Dataset rows for apps and sites:
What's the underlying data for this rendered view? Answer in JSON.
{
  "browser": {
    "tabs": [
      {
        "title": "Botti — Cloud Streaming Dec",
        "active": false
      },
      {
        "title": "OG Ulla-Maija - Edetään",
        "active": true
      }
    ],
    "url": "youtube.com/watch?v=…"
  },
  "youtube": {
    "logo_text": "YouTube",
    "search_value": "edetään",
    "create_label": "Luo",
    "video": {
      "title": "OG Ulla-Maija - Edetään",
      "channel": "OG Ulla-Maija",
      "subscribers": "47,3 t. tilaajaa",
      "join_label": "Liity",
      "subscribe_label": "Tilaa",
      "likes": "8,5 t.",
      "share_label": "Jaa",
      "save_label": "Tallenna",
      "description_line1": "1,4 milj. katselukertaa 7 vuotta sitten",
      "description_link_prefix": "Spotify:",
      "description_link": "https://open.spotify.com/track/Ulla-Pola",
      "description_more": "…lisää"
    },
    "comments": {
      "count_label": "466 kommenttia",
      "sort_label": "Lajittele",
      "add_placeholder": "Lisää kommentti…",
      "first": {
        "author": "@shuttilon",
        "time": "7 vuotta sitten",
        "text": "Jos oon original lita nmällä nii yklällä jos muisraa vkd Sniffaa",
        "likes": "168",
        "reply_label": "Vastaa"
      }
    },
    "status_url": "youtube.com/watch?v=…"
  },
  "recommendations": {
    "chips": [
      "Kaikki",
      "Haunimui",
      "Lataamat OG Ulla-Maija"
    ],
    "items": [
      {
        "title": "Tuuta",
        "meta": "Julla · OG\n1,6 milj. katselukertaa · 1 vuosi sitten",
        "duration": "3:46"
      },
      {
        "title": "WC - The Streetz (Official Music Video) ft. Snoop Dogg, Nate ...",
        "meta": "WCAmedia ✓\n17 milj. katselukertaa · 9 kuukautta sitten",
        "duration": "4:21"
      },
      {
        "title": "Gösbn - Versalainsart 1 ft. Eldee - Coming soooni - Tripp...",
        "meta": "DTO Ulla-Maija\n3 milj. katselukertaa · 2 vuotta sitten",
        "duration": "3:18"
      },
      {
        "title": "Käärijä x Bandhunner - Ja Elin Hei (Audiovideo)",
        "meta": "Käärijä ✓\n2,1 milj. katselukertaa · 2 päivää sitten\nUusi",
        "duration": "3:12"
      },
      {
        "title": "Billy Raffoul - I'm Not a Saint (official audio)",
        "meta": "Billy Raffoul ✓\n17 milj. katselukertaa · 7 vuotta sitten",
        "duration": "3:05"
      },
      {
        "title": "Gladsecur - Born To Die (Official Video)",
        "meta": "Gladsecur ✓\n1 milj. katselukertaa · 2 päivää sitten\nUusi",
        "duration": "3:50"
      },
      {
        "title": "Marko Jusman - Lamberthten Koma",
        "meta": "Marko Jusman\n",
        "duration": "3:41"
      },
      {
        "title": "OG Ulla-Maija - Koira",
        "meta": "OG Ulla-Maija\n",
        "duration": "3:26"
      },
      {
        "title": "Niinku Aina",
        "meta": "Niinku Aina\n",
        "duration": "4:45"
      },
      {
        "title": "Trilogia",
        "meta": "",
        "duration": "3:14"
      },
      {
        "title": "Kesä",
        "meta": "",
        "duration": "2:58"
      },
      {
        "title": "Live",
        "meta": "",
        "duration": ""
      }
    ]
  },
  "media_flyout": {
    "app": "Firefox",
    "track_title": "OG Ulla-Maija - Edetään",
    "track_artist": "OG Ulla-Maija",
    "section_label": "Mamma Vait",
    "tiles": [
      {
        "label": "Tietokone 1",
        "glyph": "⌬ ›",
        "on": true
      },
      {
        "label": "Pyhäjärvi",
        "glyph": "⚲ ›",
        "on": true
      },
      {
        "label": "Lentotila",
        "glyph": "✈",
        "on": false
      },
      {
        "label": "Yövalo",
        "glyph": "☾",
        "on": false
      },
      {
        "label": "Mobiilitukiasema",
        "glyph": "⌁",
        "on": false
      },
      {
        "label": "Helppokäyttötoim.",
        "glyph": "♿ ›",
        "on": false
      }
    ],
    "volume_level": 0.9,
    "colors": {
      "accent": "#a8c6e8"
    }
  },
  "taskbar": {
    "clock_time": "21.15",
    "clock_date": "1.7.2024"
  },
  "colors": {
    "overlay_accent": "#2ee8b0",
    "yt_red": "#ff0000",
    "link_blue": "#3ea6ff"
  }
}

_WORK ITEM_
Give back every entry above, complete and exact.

_WRITTEN SOLUTION_
What's the underlying data for this rendered view? Answer in JSON.
{
  "browser": {
    "tabs": [
      {
        "title": "Botti — Cloud Streaming Dec",
        "active": false
      },
      {
        "title": "OG Ulla-Maija - Edetään",
        "active": true
      }
    ],
    "url": "youtube.com/watch?v=…"
  },
  "youtube": {
    "logo_text": "YouTube",
    "search_value": "edetään",
    "create_label": "Luo",
    "video": {
      "title": "OG Ulla-Maija - Edetään",
      "channel": "OG Ulla-Maija",
      "subscribers": "47,3 t. tilaajaa",
      "join_label": "Liity",
      "subscribe_label": "Tilaa",
      "likes": "8,5 t.",
      "share_label": "Jaa",
      "save_label": "Tallenna",
      "description_line1": "1,4 milj. katselukertaa 7 vuotta sitten",
      "description_link_prefix": "Spotify:",
      "description_link": "https://open.spotify.com/track/Ulla-Pola",
      "description_more": "…lisää"
    },
    "comments": {
      "count_label": "466 kommenttia",
      "sort_label": "Lajittele",
      "add_placeholder": "Lisää kommentti…",
      "first": {
        "author": "@shuttilon",
        "time": "7 vuotta sitten",
        "text": "Jos oon original lita nmällä nii yklällä jos muisraa vkd Sniffaa",
        "likes": "168",
        "reply_label": "Vastaa"
      }
    },
    "status_url": "youtube.com/watch?v=…"
  },
  "recommendations": {
    "chips": [
      "Kaikki",
      "Haunimui",
      "Lataamat OG Ulla-Maija"
    ],
    "items": [
      {
        "title": "Tuuta",
        "meta": "Julla · OG\n1,6 milj. katselukertaa · 1 vuosi sitten",
        "duration": "3:46"
      },
      {
        "title": "WC - The Streetz (Official Music Video) ft. Snoop Dogg, Nate ...",
        "meta": "WCAmedia ✓\n17 milj. katselukertaa · 9 kuukautta sitten",
        "duration": "4:21"
      },
      {
        "title": "Gösbn - Versalainsart 1 ft. Eldee - Coming soooni - Tripp...",
        "meta": "DTO Ulla-Maija\n3 milj. katselukertaa · 2 vuotta sitten",
        "duration": "3:18"
      },
      {
        "title": "Käärijä x Bandhunner - Ja Elin Hei (Audiovideo)",
        "meta": "Käärijä ✓\n2,1 milj. katselukertaa · 2 päivää sitten\nUusi",
        "duration": "3:12"
      },
      {
        "title": "Billy Raffoul - I'm Not a Saint (official audio)",
        "meta": "Billy Raffoul ✓\n17 milj. katselukertaa · 7 vuotta sitten",
        "duration": "3:05"
      },
      {
        "title": "Gladsecur - Born To Die (Official Video)",
        "meta": "Gladsecur ✓\n1 milj. katselukertaa · 2 päivää sitten\nUusi",
        "duration": "3:50"
      },
      {
        "title": "Marko Jusman - Lamberthten Koma",
        "meta": "Marko Jusman\n",
        "duration": "3:41"
      },
      {
        "title": "OG Ulla-Maija - Koira",
        "meta": "OG Ulla-Maija\n",
        "duration": "3:26"
      },
      {
        "title": "Niinku Aina",
        "meta": "Niinku Aina\n",
        "duration": "4:45"
      },
      {
        "title": "Trilogia",
        "meta": "",
        "duration": "3:14"
      },
      {
        "title": "Kesä",
        "meta": "",
        "duration": "2:58"
      },
      {
        "title": "Live",
        "meta": "",
        "duration": ""
      }
    ]
  },
  "media_flyout": {
    "app": "Firefox",
    "track_title": "OG Ulla-Maija - Edetään",
    "track_artist": "OG Ulla-Maija",
    "section_label": "Mamma Vait",
    "tiles": [
      {
        "label": "Tietokone 1",
        "glyph": "⌬ ›",
        "on": true
      },
      {
        "label": "Pyhäjärvi",
        "glyph": "⚲ ›",
        "on": true
      },
      {
        "label": "Lentotila",
        "glyph": "✈",
        "on": false
      },
      {
        "label": "Yövalo",
        "glyph": "☾",
        "on": false
      },
      {
        "label": "Mobiilitukiasema",
        "glyph": "⌁",
        "on": false
      },
      {
        "label": "Helppokäyttötoim.",
        "glyph": "♿ ›",
        "on": false
      }
    ],
    "volume_level": 0.9,
    "colors": {
      "accent": "#a8c6e8"
    }
  },
  "taskbar": {
    "clock_time": "21.15",
    "clock_date": "1.7.2024"
  },
  "colors": {
    "overlay_accent": "#2ee8b0",
    "yt_red": "#ff0000",
    "link_blue": "#3ea6ff"
  }
}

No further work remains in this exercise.